Source data:

————

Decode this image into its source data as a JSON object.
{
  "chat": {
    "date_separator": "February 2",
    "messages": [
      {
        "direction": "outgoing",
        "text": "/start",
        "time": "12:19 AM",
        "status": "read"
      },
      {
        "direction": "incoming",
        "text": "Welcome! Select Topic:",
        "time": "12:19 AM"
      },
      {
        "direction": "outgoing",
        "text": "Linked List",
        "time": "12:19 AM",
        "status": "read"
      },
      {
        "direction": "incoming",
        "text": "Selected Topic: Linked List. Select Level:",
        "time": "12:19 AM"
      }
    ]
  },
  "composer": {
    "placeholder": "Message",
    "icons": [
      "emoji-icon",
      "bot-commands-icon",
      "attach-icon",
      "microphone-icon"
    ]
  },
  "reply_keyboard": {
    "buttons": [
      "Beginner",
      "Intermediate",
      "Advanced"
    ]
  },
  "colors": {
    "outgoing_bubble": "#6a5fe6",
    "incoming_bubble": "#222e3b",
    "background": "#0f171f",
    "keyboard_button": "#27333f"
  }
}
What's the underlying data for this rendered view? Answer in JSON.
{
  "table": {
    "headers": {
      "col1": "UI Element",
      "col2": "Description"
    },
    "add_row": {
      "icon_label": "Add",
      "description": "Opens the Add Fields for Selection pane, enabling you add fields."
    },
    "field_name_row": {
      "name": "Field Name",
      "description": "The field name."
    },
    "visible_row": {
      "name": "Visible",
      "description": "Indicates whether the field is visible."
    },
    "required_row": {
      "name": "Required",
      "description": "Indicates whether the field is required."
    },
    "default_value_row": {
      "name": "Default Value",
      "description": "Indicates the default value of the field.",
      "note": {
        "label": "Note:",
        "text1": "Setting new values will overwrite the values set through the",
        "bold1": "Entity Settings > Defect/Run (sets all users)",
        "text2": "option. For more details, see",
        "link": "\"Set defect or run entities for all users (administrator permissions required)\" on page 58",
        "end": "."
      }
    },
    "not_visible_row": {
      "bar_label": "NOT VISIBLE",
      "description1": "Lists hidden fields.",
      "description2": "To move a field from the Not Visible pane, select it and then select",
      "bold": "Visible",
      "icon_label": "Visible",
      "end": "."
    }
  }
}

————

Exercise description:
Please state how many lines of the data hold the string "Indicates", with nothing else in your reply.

Answer to this task:
3